Yesterday, Governor Malloy spoke on Where We Live, primarily about this controversial “Act Concerning Educational Competitiveness.” When pressed for examples of successful models or for how he would define a good teacher, he flailed, unable to provide much response to either. He did, however, repeatedly tell people to read the 163-page document.
Last night was “trash night,” which is often the beginning of larger objects’ indefinite stays at the curb. Months ago, a neighbor set out several of those glorified paper bags filled with leaves. For an unknown reason, one bag was never removed until weeks later. There was nothing sketchy about what was in the bag. It was placed at curb when the City announced leaf recycling time.
Items that are not being disposed of properly have a worse outlook.
The normal curb life of bulky items is an ugly one. They tend to be slowly disassembled. They might get pushed or kicked into the gutter. Migration is not out of the realm of possibility.
I have seen cabinets set out in salvageable condition get rendered completely useless. The drawers are pulled out. A loose handle will get separated. That handle will wind up in the gutter, two houses down. A week passes. That piece of hardware will turn up two blocks away. (more…)
In what has been turned into a war against teachers,truthiness is replacing actual truth. Tenure, for instance, is being presented as a way of keeping ineffective or “bad” teachers employed until their frail, limp bodies have to be carted away. Tenure actually guarantees due process, granting teachers the right to not be fired for arbitrary reasons.
For those outside of the classroom, it may be a surprise that teachers’ jobs are threatened for reasons outside of competency issues.
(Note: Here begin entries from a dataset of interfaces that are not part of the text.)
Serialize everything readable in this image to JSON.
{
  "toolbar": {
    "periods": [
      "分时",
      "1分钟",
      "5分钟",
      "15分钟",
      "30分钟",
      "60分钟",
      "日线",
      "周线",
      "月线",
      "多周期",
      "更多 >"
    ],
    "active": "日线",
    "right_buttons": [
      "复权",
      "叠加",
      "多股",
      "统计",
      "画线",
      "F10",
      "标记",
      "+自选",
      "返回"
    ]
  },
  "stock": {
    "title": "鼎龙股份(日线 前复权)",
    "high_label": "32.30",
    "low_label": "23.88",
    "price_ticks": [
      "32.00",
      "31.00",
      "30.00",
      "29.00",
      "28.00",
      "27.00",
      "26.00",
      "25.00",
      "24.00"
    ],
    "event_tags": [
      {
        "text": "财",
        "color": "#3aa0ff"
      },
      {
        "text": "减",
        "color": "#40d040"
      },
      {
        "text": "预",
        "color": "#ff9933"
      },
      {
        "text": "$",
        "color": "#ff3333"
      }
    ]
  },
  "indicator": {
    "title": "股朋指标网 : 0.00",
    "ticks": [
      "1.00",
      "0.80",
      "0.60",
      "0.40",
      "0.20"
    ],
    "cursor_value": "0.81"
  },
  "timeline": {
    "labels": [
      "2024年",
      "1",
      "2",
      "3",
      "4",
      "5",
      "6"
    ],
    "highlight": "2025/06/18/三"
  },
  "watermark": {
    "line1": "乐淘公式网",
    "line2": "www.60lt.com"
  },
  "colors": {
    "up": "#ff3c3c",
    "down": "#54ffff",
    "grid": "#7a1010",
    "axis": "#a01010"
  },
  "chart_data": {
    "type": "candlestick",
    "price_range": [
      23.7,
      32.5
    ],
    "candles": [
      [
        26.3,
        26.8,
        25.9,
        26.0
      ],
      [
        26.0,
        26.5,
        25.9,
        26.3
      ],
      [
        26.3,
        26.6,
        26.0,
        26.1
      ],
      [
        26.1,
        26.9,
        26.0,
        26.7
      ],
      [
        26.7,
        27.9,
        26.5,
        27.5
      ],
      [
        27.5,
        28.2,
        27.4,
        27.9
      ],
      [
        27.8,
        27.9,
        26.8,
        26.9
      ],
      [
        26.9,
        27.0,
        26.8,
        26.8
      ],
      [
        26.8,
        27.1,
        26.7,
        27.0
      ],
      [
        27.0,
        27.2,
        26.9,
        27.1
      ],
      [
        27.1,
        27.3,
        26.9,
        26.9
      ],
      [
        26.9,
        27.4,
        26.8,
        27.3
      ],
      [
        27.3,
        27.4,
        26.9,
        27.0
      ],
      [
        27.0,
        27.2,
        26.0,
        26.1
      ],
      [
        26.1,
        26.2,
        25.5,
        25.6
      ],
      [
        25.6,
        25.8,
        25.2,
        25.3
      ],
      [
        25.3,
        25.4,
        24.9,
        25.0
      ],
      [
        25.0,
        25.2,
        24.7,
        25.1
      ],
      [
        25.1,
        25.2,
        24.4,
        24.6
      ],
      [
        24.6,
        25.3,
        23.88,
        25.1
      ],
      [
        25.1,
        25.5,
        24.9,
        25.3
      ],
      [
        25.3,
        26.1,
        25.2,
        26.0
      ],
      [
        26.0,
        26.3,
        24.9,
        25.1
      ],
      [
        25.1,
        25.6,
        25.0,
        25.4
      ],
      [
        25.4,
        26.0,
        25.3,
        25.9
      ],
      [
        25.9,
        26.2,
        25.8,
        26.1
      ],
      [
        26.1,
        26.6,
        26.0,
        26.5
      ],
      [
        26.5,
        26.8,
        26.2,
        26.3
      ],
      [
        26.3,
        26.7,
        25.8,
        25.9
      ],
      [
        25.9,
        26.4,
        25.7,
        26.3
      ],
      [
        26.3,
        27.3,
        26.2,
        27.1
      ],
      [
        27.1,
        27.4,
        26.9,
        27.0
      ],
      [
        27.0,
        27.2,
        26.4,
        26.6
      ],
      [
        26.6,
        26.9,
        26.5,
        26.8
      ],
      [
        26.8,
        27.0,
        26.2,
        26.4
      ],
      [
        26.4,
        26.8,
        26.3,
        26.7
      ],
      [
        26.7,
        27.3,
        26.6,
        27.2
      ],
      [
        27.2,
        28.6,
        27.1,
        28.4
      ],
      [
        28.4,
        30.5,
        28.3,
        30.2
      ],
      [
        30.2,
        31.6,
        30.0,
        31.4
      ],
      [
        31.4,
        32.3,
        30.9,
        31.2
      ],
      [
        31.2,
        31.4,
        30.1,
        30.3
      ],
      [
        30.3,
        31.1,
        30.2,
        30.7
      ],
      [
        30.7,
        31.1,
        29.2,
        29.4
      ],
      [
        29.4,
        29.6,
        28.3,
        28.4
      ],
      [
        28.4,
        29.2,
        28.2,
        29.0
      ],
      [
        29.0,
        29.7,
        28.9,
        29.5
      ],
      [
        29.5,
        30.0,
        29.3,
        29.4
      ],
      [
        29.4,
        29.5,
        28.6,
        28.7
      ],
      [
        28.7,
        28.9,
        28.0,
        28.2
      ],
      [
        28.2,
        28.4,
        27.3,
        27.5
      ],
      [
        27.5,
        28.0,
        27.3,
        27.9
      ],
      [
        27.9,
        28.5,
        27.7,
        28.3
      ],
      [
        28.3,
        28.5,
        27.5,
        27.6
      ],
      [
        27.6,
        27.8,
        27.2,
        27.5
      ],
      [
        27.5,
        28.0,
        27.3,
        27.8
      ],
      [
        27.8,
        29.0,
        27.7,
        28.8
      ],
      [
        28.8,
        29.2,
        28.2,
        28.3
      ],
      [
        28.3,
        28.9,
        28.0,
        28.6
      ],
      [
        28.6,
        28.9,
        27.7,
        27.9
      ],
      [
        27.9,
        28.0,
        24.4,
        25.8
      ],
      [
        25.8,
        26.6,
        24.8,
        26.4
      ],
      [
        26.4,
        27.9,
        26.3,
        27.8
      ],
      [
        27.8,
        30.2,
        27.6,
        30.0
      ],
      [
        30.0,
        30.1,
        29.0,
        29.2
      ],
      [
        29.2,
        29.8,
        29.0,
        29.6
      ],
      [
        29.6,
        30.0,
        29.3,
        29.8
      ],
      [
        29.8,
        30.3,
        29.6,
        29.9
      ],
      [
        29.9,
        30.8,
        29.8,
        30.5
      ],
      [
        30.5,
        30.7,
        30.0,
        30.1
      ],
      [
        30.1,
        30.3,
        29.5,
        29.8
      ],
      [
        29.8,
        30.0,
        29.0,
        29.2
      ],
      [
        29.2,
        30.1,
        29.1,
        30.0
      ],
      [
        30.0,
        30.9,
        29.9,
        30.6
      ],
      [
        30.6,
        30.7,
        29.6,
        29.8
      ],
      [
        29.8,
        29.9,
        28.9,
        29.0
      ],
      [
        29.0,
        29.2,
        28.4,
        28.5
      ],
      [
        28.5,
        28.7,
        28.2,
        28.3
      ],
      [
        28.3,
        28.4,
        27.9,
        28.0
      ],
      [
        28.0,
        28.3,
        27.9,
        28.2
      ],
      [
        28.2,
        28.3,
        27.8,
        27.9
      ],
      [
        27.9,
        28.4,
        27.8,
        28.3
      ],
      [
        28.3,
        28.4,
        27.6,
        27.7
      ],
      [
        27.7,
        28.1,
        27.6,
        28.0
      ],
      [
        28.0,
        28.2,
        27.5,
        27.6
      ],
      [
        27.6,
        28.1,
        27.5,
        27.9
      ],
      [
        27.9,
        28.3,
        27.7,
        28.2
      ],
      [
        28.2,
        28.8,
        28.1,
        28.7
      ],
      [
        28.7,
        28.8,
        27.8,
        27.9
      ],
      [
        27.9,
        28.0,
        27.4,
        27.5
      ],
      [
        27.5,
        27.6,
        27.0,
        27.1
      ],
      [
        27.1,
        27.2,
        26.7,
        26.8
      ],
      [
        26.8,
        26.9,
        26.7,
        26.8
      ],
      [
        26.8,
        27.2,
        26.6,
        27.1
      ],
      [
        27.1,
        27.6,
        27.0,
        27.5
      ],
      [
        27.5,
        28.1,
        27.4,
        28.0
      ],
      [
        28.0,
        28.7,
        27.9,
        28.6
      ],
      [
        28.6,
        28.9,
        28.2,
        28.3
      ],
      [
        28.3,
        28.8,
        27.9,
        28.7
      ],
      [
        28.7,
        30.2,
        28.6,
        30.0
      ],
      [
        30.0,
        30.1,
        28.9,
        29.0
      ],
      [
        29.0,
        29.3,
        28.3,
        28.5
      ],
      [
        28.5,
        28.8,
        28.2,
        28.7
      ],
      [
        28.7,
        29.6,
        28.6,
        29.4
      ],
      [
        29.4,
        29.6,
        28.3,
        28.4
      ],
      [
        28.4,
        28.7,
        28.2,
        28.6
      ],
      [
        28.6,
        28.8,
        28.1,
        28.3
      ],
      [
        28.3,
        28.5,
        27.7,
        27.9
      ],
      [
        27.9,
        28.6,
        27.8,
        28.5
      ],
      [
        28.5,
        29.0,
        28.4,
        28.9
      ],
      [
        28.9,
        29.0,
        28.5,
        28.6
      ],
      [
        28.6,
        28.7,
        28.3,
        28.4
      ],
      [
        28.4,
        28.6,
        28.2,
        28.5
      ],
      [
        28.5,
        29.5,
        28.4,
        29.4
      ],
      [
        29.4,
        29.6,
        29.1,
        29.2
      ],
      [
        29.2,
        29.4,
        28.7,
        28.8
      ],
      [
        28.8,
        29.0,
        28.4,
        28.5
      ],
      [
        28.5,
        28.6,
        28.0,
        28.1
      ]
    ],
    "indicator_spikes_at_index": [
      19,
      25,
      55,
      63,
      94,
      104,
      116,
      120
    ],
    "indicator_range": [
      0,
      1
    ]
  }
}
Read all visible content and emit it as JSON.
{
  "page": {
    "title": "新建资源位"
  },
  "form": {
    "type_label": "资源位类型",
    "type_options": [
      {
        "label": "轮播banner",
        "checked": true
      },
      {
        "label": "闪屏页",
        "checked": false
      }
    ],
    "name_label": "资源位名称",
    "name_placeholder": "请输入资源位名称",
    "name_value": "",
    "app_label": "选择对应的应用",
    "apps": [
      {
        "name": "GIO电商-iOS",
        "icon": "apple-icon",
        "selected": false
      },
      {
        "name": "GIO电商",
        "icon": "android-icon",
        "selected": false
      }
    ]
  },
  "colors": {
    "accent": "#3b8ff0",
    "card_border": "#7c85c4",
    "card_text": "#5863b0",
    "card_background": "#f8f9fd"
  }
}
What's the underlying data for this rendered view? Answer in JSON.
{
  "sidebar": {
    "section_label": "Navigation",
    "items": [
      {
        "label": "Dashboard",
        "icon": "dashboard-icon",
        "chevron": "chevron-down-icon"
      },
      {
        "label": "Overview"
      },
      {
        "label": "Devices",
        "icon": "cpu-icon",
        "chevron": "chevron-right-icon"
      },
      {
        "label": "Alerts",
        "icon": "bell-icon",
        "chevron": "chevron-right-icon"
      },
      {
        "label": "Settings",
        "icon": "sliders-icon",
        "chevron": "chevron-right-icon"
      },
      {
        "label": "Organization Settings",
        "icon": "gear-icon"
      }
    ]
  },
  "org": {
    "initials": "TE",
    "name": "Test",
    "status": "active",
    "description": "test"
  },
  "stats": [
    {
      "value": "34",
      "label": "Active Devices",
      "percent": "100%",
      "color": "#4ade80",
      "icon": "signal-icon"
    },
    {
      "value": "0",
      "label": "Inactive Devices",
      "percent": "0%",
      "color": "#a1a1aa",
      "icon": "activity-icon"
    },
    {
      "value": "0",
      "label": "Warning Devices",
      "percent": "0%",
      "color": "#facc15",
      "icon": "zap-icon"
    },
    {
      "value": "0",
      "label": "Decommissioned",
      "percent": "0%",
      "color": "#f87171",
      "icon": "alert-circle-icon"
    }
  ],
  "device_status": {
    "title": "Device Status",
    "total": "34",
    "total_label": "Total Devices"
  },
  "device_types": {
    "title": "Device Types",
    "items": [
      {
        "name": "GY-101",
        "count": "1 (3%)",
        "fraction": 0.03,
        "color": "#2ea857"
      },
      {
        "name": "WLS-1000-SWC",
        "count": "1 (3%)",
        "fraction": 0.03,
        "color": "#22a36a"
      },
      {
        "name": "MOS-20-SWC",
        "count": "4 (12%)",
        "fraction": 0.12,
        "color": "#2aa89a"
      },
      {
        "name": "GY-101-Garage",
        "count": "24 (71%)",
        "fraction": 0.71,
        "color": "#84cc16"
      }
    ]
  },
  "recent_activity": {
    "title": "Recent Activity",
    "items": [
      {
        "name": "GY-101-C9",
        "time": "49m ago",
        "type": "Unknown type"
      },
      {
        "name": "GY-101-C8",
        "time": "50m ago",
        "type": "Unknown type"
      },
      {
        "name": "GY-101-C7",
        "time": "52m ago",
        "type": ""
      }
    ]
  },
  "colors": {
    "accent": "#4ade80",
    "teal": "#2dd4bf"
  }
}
In Hartford, in low performing schools where gains in adequate yearly progress are modest, some teachers have received the message that they could be let go, even though they are fairly new to the school where these achievement issues have had a long history. None will go on the record because they fear job loss. Tenure would alleviate some of those fears of speaking truth to power. (more…)
Youth –whose voices are frequently undervalued by adults –are speaking out on bullying.
Two teens — Council Brandon and Peython Echelson-Russell — from Hartford and West Hartford recently hosted and produced an hour-long radio show about bullying. The show explores the Aggressors, Victims, Bystanders (AVB) program and looks at what happens when those who are bullied become bullies.
Ditch any preconceived notions you have about how a youth-produced show might sound. This is not amateurish stuff.